- Aim of the exercise: Could you reproduce every record below exactly as written?

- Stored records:
Segment Open
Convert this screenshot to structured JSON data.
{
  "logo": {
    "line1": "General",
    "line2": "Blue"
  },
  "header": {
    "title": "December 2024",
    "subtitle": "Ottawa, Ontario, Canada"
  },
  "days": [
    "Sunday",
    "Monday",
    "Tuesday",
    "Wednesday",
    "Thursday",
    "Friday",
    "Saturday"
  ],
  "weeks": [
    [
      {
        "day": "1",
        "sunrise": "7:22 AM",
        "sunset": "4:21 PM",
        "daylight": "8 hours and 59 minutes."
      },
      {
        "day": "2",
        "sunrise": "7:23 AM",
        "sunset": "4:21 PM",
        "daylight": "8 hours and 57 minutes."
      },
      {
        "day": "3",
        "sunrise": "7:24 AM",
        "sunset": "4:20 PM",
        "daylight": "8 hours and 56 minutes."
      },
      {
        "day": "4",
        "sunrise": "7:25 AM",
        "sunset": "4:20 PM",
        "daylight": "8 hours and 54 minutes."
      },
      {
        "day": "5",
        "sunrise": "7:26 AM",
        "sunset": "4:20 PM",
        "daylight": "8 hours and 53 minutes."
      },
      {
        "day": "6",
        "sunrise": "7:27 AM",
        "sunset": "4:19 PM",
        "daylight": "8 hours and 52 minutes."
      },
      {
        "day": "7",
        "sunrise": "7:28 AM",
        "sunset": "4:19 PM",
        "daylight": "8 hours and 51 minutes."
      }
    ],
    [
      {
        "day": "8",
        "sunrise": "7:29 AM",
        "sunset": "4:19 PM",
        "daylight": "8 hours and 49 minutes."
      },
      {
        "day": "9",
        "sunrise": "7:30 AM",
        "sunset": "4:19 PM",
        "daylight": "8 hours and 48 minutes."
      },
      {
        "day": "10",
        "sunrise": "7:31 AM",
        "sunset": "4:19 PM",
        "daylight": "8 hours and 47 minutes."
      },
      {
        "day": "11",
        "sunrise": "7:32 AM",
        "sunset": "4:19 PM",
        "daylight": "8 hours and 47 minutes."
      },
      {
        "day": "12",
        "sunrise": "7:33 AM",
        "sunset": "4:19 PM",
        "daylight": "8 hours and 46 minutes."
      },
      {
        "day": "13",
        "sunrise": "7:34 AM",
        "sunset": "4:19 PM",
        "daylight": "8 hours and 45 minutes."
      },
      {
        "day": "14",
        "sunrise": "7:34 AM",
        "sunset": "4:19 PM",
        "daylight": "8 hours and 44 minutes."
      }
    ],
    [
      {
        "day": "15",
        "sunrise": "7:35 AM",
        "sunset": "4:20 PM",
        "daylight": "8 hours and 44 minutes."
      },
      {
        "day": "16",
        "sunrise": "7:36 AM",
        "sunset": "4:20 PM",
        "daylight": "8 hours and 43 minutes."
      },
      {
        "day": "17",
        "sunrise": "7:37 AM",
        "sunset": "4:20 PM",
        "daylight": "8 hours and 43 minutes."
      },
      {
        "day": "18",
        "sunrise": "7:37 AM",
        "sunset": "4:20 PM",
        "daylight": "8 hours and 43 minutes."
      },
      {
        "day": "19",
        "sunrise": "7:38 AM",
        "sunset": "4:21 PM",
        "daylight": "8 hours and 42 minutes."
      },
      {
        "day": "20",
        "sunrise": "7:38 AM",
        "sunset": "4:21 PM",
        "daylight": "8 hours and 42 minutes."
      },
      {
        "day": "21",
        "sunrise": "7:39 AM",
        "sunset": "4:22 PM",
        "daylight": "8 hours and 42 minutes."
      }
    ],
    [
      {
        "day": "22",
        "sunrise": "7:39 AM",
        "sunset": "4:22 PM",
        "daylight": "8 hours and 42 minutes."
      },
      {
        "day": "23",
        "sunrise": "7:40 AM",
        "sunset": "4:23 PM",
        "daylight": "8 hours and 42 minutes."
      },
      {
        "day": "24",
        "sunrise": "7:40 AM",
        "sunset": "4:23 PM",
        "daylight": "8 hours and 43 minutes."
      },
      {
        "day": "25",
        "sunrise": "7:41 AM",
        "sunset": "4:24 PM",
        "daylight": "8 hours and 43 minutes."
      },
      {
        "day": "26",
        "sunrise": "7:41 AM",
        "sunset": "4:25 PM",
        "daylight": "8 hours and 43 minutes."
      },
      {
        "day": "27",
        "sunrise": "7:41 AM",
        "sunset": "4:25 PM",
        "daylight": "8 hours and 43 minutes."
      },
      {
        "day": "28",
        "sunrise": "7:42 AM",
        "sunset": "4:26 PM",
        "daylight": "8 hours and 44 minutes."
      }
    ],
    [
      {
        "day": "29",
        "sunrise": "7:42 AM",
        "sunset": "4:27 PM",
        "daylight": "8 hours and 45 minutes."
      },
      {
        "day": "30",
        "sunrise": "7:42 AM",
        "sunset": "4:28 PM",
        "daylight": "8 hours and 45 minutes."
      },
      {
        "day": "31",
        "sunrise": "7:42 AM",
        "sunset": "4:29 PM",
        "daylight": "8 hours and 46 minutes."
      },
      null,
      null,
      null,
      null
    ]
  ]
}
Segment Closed
- Response area:
Convert this screenshot to structured JSON data.
{
  "logo": {
    "line1": "General",
    "line2": "Blue"
  },
  "header": {
    "title": "December 2024",
    "subtitle": "Ottawa, Ontario, Canada"
  },
  "days": [
    "Sunday",
    "Monday",
    "Tuesday",
    "Wednesday",
    "Thursday",
    "Friday",
    "Saturday"
  ],
  "weeks": [
    [
      {
        "day": "1",
        "sunrise": "7:22 AM",
        "sunset": "4:21 PM",
        "daylight": "8 hours and 59 minutes."
      },
      {
        "day": "2",
        "sunrise": "7:23 AM",
        "sunset": "4:21 PM",
        "daylight": "8 hours and 57 minutes."
      },
      {
        "day": "3",
        "sunrise": "7:24 AM",
        "sunset": "4:20 PM",
        "daylight": "8 hours and 56 minutes."
      },
      {
        "day": "4",
        "sunrise": "7:25 AM",
        "sunset": "4:20 PM",
        "daylight": "8 hours and 54 minutes."
      },
      {
        "day": "5",
        "sunrise": "7:26 AM",
        "sunset": "4:20 PM",
        "daylight": "8 hours and 53 minutes."
      },
      {
        "day": "6",
        "sunrise": "7:27 AM",
        "sunset": "4:19 PM",
        "daylight": "8 hours and 52 minutes."
      },
      {
        "day": "7",
        "sunrise": "7:28 AM",
        "sunset": "4:19 PM",
        "daylight": "8 hours and 51 minutes."
      }
    ],
    [
      {
        "day": "8",
        "sunrise": "7:29 AM",
        "sunset": "4:19 PM",
        "daylight": "8 hours and 49 minutes."
      },
      {
        "day": "9",
        "sunrise": "7:30 AM",
        "sunset": "4:19 PM",
        "daylight": "8 hours and 48 minutes."
      },
      {
        "day": "10",
        "sunrise": "7:31 AM",
        "sunset": "4:19 PM",
        "daylight": "8 hours and 47 minutes."
      },
      {
        "day": "11",
        "sunrise": "7:32 AM",
        "sunset": "4:19 PM",
        "daylight": "8 hours and 47 minutes."
      },
      {
        "day": "12",
        "sunrise": "7:33 AM",
        "sunset": "4:19 PM",
        "daylight": "8 hours and 46 minutes."
      },
      {
        "day": "13",
        "sunrise": "7:34 AM",
        "sunset": "4:19 PM",
        "daylight": "8 hours and 45 minutes."
      },
      {
        "day": "14",
        "sunrise": "7:34 AM",
        "sunset": "4:19 PM",
        "daylight": "8 hours and 44 minutes."
      }
    ],
    [
      {
        "day": "15",
        "sunrise": "7:35 AM",
        "sunset": "4:20 PM",
        "daylight": "8 hours and 44 minutes."
      },
      {
        "day": "16",
        "sunrise": "7:36 AM",
        "sunset": "4:20 PM",
        "daylight": "8 hours and 43 minutes."
      },
      {
        "day": "17",
        "sunrise": "7:37 AM",
        "sunset": "4:20 PM",
        "daylight": "8 hours and 43 minutes."
      },
      {
        "day": "18",
        "sunrise": "7:37 AM",
        "sunset": "4:20 PM",
        "daylight": "8 hours and 43 minutes."
      },
      {
        "day": "19",
        "sunrise": "7:38 AM",
        "sunset": "4:21 PM",
        "daylight": "8 hours and 42 minutes."
      },
      {
        "day": "20",
        "sunrise": "7:38 AM",
        "sunset": "4:21 PM",
        "daylight": "8 hours and 42 minutes."
      },
      {
        "day": "21",
        "sunrise": "7:39 AM",
        "sunset": "4:22 PM",
        "daylight": "8 hours and 42 minutes."
      }
    ],
    [
      {
        "day": "22",
        "sunrise": "7:39 AM",
        "sunset": "4:22 PM",
        "daylight": "8 hours and 42 minutes."
      },
      {
        "day": "23",
        "sunrise": "7:40 AM",
        "sunset": "4:23 PM",
        "daylight": "8 hours and 42 minutes."
      },
      {
        "day": "24",
        "sunrise": "7:40 AM",
        "sunset": "4:23 PM",
        "daylight": "8 hours and 43 minutes."
      },
      {
        "day": "25",
        "sunrise": "7:41 AM",
        "sunset": "4:24 PM",
        "daylight": "8 hours and 43 minutes."
      },
      {
        "day": "26",
        "sunrise": "7:41 AM",
        "sunset": "4:25 PM",
        "daylight": "8 hours and 43 minutes."
      },
      {
        "day": "27",
        "sunrise": "7:41 AM",
        "sunset": "4:25 PM",
        "daylight": "8 hours and 43 minutes."
      },
      {
        "day": "28",
        "sunrise": "7:42 AM",
        "sunset": "4:26 PM",
        "daylight": "8 hours and 44 minutes."
      }
    ],
    [
      {
        "day": "29",
        "sunrise": "7:42 AM",
        "sunset": "4:27 PM",
        "daylight": "8 hours and 45 minutes."
      },
      {
        "day": "30",
        "sunrise": "7:42 AM",
        "sunset": "4:28 PM",
        "daylight": "8 hours and 45 minutes."
      },
      {
        "day": "31",
        "sunrise": "7:42 AM",
        "sunset": "4:29 PM",
        "daylight": "8 hours and 46 minutes."
      },
      null,
      null,
      null,
      null
    ]
  ]
}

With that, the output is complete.